Potholes, as in Potholes Coulee, part of the recently mentioned channeled scablands of eastern Washington. This was today’s main event, hiking up the one branch of the coulee — which I’ll describe as a valley about a little more than a mile and a half from west to east, surrounded on both the north and south by 300 foot rock walls. I’ll call it a valley, but it was actually an outlet for the big ice age floods that roared from northwestern Montana into the Columbia River basin.
The picture above (click for a larger version) is the north wall of this part of the coulee, which had waterfalls every few hundred yards. The wall consists of multiple layers of basalt from lava flows that occurred over a span of millions of years. That columnar structure high atop the wall (it is actually called a colonnade) and signifies the lower layer of a flow and one that cooled slowly compared to the irregularly fractured section above (called entablature). The lighter rock below is basalt from an earlier flow that spent some time underwater when a lake filled part of this valley.

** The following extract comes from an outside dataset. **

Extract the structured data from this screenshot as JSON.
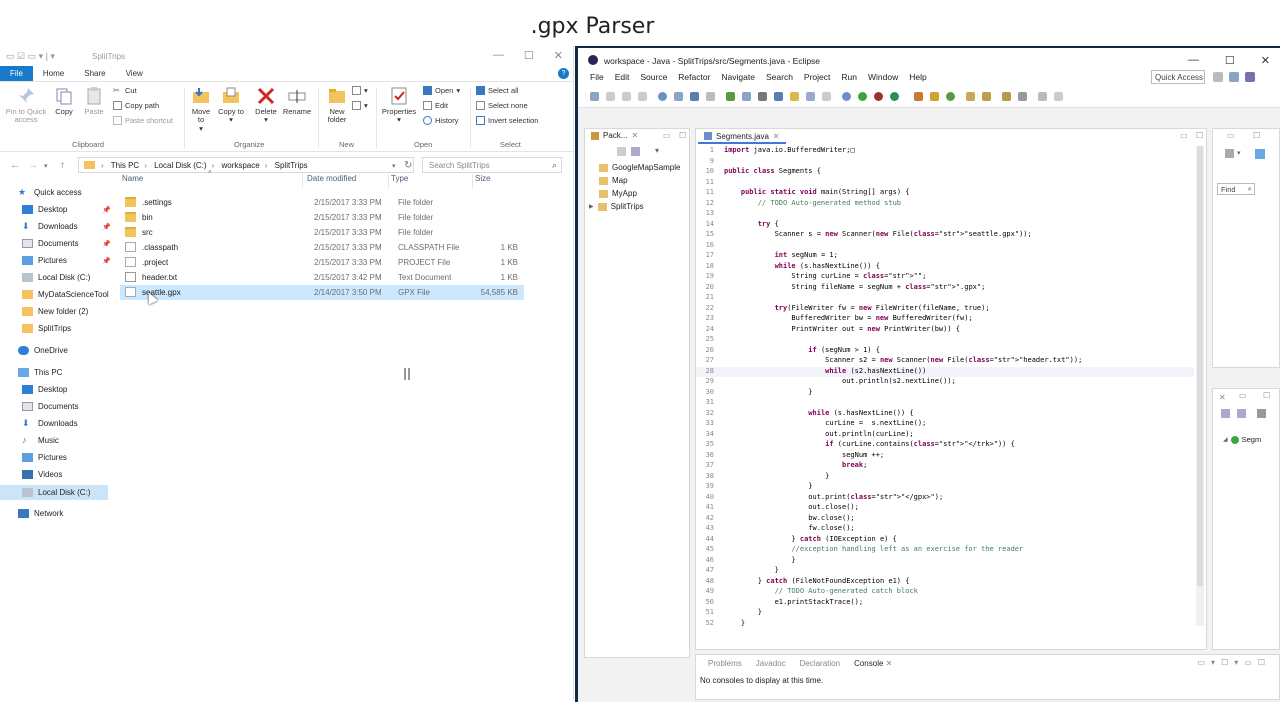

At least that’s what I’ve absorbed over the last few days. And here’s a more scientifically grounded partial explanation, if you’re interested.
Me? I’m done. More later.